Legislative attacks on abortion rights in the US have escalated this year, as social conservatives have shifted tactics with an unprecedented wave of state abortion bans adopted.
The most restrictive legislation was signed into law by Alabama's governor on May 15. It bans abortion altogether, except for cases of medical emergency. Pregnancy resulting from sexual assault is no exception and doctors performing abortions are criminalised with penalties of up to 99 years in jail.
On May 7, Georgia became the fourth state this year (after Kentucky, Mississippi and Ohio) to sign into law an abortion ban from the time the earliest rudimentary heart tube flicker (referred to as a "heartbeat") is detected. This is typically in the sixth week of pregnancy and would outlaw about 90% of abortions.
The targets and punishments of the six-week abortion bans vary. Kentucky exempts the pregnant woman and targets the doctor, with punishment of up to five years in prison. Georgia defines the embryo or foetus as a natural person with the right to life, once heart activity is detected, and includes the woman undergoing abortion in its ban. This opens up the prospect of charging the woman with murder and subjecting them to life imprisonment or capital punishment.
North Dakota and Iowa passed similar six-week bans in 2013 and 2018 respectively. What is new this year is the number of states considering or adopting such extreme bills.
So far this year, another 10 states have introduced similar bans into their legislatures. One of these, Missouri, is just waiting for the anti-abortion governor to sign the legislation into law, after legislators passed it on May 17. The very long Missouri law bans abortion from eight weeks of pregnancy (describing it as the heartbeat standard), with back-up provisions for later gestations, if the 8-week or subsequent gestations are struck down.
The Guttmacher Institute has revealed an unprecedented 40% of the proposed 378 restrictions on abortion introduced into state legislatures this year are bans of one kind.
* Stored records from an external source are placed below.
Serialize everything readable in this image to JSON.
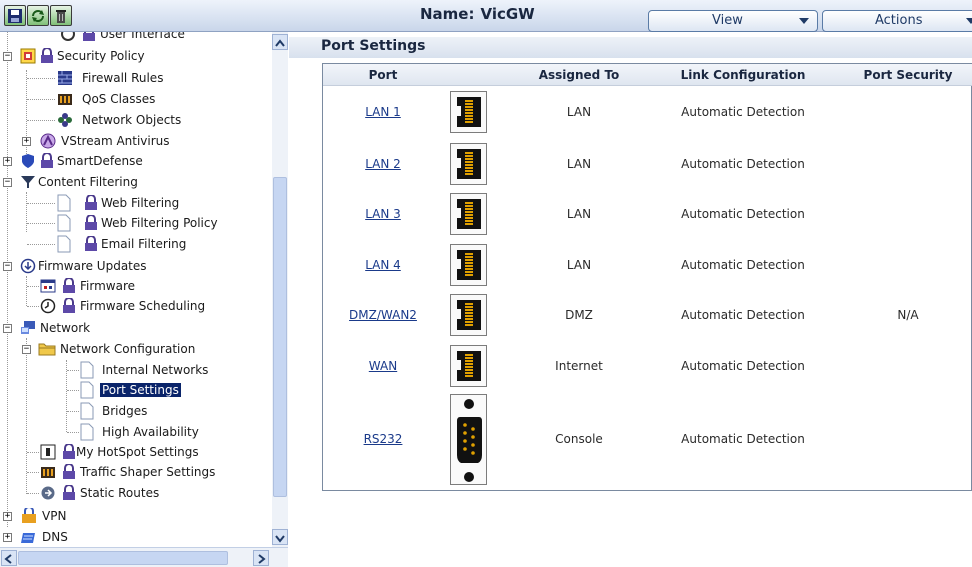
{
  "header": {
    "name_label": "Name:",
    "name_value": "VicGW",
    "view_label": "View",
    "actions_label": "Actions",
    "toolbar_icons": [
      "save-icon",
      "refresh-icon",
      "delete-icon"
    ]
  },
  "tree": {
    "items": [
      {
        "label": "User Interface",
        "icon": "user-interface-icon",
        "locked": true
      },
      {
        "label": "Security Policy",
        "icon": "security-policy-icon",
        "locked": true
      },
      {
        "label": "Firewall Rules",
        "icon": "firewall-icon",
        "locked": false
      },
      {
        "label": "QoS Classes",
        "icon": "qos-icon",
        "locked": false
      },
      {
        "label": "Network Objects",
        "icon": "network-objects-icon",
        "locked": false
      },
      {
        "label": "VStream Antivirus",
        "icon": "antivirus-icon",
        "locked": false
      },
      {
        "label": "SmartDefense",
        "icon": "shield-icon",
        "locked": true
      },
      {
        "label": "Content Filtering",
        "icon": "filter-icon",
        "locked": false
      },
      {
        "label": "Web Filtering",
        "icon": "page-icon",
        "locked": true
      },
      {
        "label": "Web Filtering Policy",
        "icon": "page-icon",
        "locked": true
      },
      {
        "label": "Email Filtering",
        "icon": "page-icon",
        "locked": true
      },
      {
        "label": "Firmware Updates",
        "icon": "download-icon",
        "locked": false
      },
      {
        "label": "Firmware",
        "icon": "firmware-icon",
        "locked": true
      },
      {
        "label": "Firmware Scheduling",
        "icon": "clock-icon",
        "locked": true
      },
      {
        "label": "Network",
        "icon": "network-icon",
        "locked": false
      },
      {
        "label": "Network Configuration",
        "icon": "folder-icon",
        "locked": false
      },
      {
        "label": "Internal Networks",
        "icon": "page-icon",
        "locked": false
      },
      {
        "label": "Port Settings",
        "icon": "page-icon",
        "locked": false,
        "selected": true
      },
      {
        "label": "Bridges",
        "icon": "page-icon",
        "locked": false
      },
      {
        "label": "High Availability",
        "icon": "page-icon",
        "locked": false
      },
      {
        "label": "My HotSpot Settings",
        "icon": "hotspot-icon",
        "locked": true
      },
      {
        "label": "Traffic Shaper Settings",
        "icon": "traffic-shaper-icon",
        "locked": true
      },
      {
        "label": "Static Routes",
        "icon": "routes-icon",
        "locked": true
      },
      {
        "label": "VPN",
        "icon": "vpn-icon",
        "locked": false
      },
      {
        "label": "DNS",
        "icon": "dns-icon",
        "locked": false
      }
    ]
  },
  "main": {
    "section_title": "Port Settings",
    "columns": [
      "Port",
      "Assigned To",
      "Link Configuration",
      "Port Security"
    ],
    "rows": [
      {
        "port": "LAN 1",
        "connector": "rj45-port-icon",
        "assigned": "LAN",
        "link": "Automatic Detection",
        "security": ""
      },
      {
        "port": "LAN 2",
        "connector": "rj45-port-icon",
        "assigned": "LAN",
        "link": "Automatic Detection",
        "security": ""
      },
      {
        "port": "LAN 3",
        "connector": "rj45-port-icon",
        "assigned": "LAN",
        "link": "Automatic Detection",
        "security": ""
      },
      {
        "port": "LAN 4",
        "connector": "rj45-port-icon",
        "assigned": "LAN",
        "link": "Automatic Detection",
        "security": ""
      },
      {
        "port": "DMZ/WAN2",
        "connector": "rj45-port-icon",
        "assigned": "DMZ",
        "link": "Automatic Detection",
        "security": "N/A"
      },
      {
        "port": "WAN",
        "connector": "rj45-port-icon",
        "assigned": "Internet",
        "link": "Automatic Detection",
        "security": ""
      },
      {
        "port": "RS232",
        "connector": "serial-port-icon",
        "assigned": "Console",
        "link": "Automatic Detection",
        "security": ""
      }
    ]
  },
  "colors": {
    "link": "#1a3a8a",
    "selection": "#0a246a",
    "header_text": "#1a2740"
  }
}
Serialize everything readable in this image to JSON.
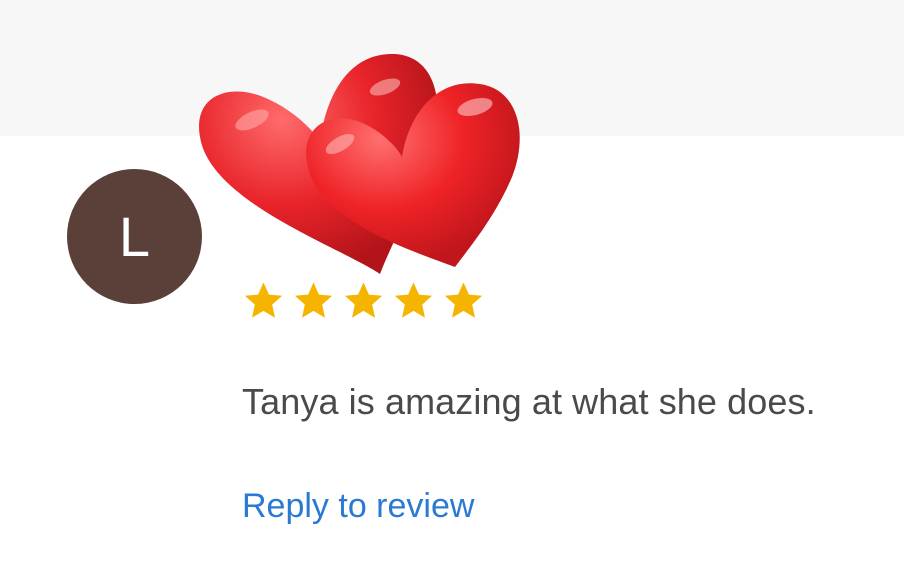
{
  "review": {
    "avatar_initial": "L",
    "avatar_color": "#5a4038",
    "sticker_icon": "two-hearts-icon",
    "rating": 5,
    "rating_max": 5,
    "star_color": "#f5b400",
    "text": "Tanya is amazing at what she does.",
    "reply_label": "Reply to review",
    "link_color": "#2a7ad2"
  }
}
A small number of states have protected abortion (New York) or are considering doing so (Vermont, Rhode Island and others).
Some of the abortion bans relate to gestational age, while others are designed to be triggered if the US constitutional protection for abortion is overturned — the trigger ban adopted by Tennessee resembles the new Alabama ban. Some ban abortion depending on the reason and a further group ban a particular method of performing abortion, particularly the most common method of second-trimester abortion.
By May 20, 17 such bans had become law in 10 states. Importantly, the new laws have not taken effect — either because they are due to commence some time in the future, or because of legal challenges. This means abortion remains legal in the states where the new legislation has passed, although some older restrictions may be in place in those states.
It is also worth noting that while the extreme bans form the most comprehensive attack on abortion rights, the existing restrictions already make abortion inaccessible in practice to large numbers of women of colour and poor and marginalised women, because of the cost, service closures and onerous obstacles.
The surge in legislative abortion bans (either enacted or under consideration) is significant for three reasons.
First, opponents of abortion claim to be acting in women's interests, by protecting them from the unscrupulous doctors of the "abortion industry"; or to be promoting health (to justify unnecessary clinic regulations); protecting the lives of infants born after attempted abortions; ensuring that abortions are not performed after the foetus would be viable if born; or granting some sort of conscience provision (for taxpayers, employers, insurers or healthcare providers) that trumps women's right to access abortion care. In the wave of new bans, the mask is off, and the endgame of banning all abortions, and even punishing those women and people who have them, is fully revealed.
Secondly, the extreme bans being considered or already enacted mark a shift in tactics, prepared for years and now made possible by the anti-abortion bias of the Supreme Court, following US President Donald Trump's appointment of alleged sexual assault perpetrator and anti-abortion judge Brett Cavanaugh.
The new laws are deliberately unconstitutional. Under the Roe v Wade ruling that has been upheld numerous times since 1973, abortion before the foetus is viable is protected by the US constitution on the basis of the right to privacy. It cannot be restricted after viability by states unless there are exemptions for the pregnant woman's life or health.
The strategy is intended to affect not just the state where the new legislation is enacted, but all states, through the erosion or overturning of Roe v Wade by a Supreme Court now predominantly hostile to abortion rights, as the laws are inevitably challenged in that court.
Thirdly, it marks one of the flashpoints of the war on women, trans men and nonbinary people which has accelerated under the election of "grab 'em by the pussy" Trump. Thousands of people and 50 organisations rallied around the country on May 22 to protest the tide of anti-abortion laws. Women and their allies are willing to defend abortion rights, whether by rallies, a #sexstrike (popularised by actor Alyssa Milano), cross-state solidarity or community organising.
The right is chalking up victories and the danger of a Handmaid's Tale–like dystopia is growing, but it is a danger that is sparking an intense response.